Red Blob Games

  from Amit Patel
my red blob logo

Hi! I make interactive visual explanations of math and algorithms, using motivating examples from computer games.


screenshot of my game programming site page[6]

I’ve been curating game development articles since 1990[7], and my web site has been up since 1995. All of my articles are available for free, with no signup and no ads. The main audience is independent, student, and hobbyist software developers. I started experimenting with interactive explanations in 2004, but didn’t figure out until 2007   the style of interactive explanation I use now[8].


I make fun demos while learning new things and writing explanations:

Mapgen4 map generator lets you draw your own terrain
Procedural face generator (inspired by a Scott McCloud book)
Ellipse from lines (inspired by a 3blue1brown video)
Modulo multiplication (inspired by a Mathologer video)
Orbits of planets (inspired by a John Carlos Baez blog post)
Noisy edges using shaders
Bacterial cell animation
Conveyor belt editor (inspired by Factorio)

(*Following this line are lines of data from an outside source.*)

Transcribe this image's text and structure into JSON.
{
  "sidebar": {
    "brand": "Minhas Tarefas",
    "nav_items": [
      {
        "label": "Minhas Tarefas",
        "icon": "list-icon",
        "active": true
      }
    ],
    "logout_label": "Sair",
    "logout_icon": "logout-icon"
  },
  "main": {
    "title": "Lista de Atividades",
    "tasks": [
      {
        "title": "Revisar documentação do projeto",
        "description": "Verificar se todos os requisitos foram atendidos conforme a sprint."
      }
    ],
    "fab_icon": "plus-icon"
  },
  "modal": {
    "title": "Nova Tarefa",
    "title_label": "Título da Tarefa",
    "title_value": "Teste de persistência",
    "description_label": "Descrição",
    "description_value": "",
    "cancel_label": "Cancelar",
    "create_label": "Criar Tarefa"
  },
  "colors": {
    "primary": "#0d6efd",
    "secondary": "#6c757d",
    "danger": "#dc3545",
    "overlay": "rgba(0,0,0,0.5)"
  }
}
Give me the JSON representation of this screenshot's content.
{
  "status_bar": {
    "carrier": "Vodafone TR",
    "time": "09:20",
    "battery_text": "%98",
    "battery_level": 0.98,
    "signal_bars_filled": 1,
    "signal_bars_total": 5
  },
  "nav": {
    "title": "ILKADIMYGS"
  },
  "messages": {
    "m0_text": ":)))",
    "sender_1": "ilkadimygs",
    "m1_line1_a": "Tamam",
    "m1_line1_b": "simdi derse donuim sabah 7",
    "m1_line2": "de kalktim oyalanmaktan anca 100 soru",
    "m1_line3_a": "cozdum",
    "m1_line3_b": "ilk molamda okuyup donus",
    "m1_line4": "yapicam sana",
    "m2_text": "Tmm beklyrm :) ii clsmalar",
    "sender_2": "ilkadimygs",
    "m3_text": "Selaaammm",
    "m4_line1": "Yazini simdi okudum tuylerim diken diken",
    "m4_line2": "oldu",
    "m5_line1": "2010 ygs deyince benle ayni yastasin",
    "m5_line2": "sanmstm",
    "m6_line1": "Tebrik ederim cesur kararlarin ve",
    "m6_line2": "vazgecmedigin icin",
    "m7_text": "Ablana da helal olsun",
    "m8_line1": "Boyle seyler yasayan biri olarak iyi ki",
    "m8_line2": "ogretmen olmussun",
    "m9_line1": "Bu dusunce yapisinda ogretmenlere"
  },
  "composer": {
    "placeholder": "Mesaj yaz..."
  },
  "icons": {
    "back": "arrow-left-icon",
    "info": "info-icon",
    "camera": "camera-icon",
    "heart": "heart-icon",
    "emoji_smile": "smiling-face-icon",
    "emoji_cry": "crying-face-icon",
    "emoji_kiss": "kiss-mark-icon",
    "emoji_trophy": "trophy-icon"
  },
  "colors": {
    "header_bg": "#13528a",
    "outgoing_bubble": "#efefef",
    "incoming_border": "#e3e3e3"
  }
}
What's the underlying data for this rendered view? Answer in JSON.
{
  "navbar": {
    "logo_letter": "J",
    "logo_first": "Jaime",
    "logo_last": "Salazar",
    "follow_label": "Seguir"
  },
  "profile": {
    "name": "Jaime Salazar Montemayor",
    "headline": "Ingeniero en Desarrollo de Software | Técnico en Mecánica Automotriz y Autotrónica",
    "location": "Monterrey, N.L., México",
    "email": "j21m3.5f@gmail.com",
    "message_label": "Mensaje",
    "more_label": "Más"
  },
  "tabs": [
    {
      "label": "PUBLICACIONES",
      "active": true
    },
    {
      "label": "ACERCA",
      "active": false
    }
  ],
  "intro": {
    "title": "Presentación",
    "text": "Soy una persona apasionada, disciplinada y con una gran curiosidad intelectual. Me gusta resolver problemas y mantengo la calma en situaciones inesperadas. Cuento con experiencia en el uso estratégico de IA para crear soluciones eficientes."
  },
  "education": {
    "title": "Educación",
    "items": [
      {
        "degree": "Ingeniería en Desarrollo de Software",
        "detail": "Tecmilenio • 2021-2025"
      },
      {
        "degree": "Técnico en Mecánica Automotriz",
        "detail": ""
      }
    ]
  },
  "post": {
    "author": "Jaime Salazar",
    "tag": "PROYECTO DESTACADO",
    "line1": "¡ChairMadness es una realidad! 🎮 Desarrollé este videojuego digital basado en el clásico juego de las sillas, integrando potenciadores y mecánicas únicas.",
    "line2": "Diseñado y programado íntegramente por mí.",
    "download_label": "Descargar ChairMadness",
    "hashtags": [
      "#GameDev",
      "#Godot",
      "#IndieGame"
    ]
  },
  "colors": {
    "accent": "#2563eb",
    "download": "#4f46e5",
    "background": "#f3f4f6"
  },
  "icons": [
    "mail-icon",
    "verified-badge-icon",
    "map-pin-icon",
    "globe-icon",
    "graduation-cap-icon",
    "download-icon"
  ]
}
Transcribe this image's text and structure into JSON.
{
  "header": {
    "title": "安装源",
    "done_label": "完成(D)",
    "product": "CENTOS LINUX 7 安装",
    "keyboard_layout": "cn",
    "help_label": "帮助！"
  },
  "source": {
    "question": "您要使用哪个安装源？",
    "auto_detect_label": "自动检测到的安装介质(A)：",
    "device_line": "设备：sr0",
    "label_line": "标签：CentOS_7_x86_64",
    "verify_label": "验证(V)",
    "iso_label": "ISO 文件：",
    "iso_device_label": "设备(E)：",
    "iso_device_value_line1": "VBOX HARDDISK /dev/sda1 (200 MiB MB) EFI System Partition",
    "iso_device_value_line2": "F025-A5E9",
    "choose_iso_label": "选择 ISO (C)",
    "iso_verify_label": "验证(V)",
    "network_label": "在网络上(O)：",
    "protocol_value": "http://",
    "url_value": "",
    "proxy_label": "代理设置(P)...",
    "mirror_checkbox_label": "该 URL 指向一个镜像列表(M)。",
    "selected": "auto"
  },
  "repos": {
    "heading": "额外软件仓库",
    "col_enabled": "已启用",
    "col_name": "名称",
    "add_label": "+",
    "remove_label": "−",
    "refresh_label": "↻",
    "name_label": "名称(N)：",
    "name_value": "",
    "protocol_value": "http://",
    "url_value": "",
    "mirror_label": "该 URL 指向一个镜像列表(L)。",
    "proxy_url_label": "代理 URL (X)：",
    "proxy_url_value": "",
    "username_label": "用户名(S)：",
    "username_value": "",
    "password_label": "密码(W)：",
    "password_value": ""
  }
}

I also explore ideas sometimes without writing a full tutorial:


I’m working on a series of pages that explain how to make interactive tutorials:

Accompanying code is open source, under either the MIT License[18] or the Apache v2 License[19]. Both allow use in commercial projects. Other projects are found at at github/amitp[20] and github/redblobgames[21].

About me

I’ve been helping people make games since 1990. I wrote games earlier in life, with Solar Realms Elite[22] being the most well known[23], then worked on an environmental simulation game called BlobCity, then took a break for over a decade. The recent rise of indie, mobile, tablet, social, and web games have made me interested in game development again. My current passion is using interactivity on the web for learning, especially computer science and math. I’ve started with game development because it’s a rich source of interesting problems that can be explained visually. With modern web browsers, we can use explanations that don’t follow the formats used in magazines, technical papers, and books. We can combine learning by reading, learning by watching, and learning by doing[24].

I previously worked with Root-1[25] on educational games, Wild Shadow Studios on Realm of the Mad God[26], Peter Norvig on interactive diagrams for Artifical Intelligence: A Modern Approach[27], and Nonagon Games on A Chronicle of Misdeeds[28].

In addition to helping game developers with my articles, I love to talk to people working with games and interactive education. Mostly it’s informal chats over lunch, but occasionally I’ll work with someone for a longer period of time. If you’re developing games in the Palo Alto / San Jose area and want to chat in person, email me at I’m especially interested in game algorithms related to maps, procedural generation, and pathfinding, but love to chat about anything.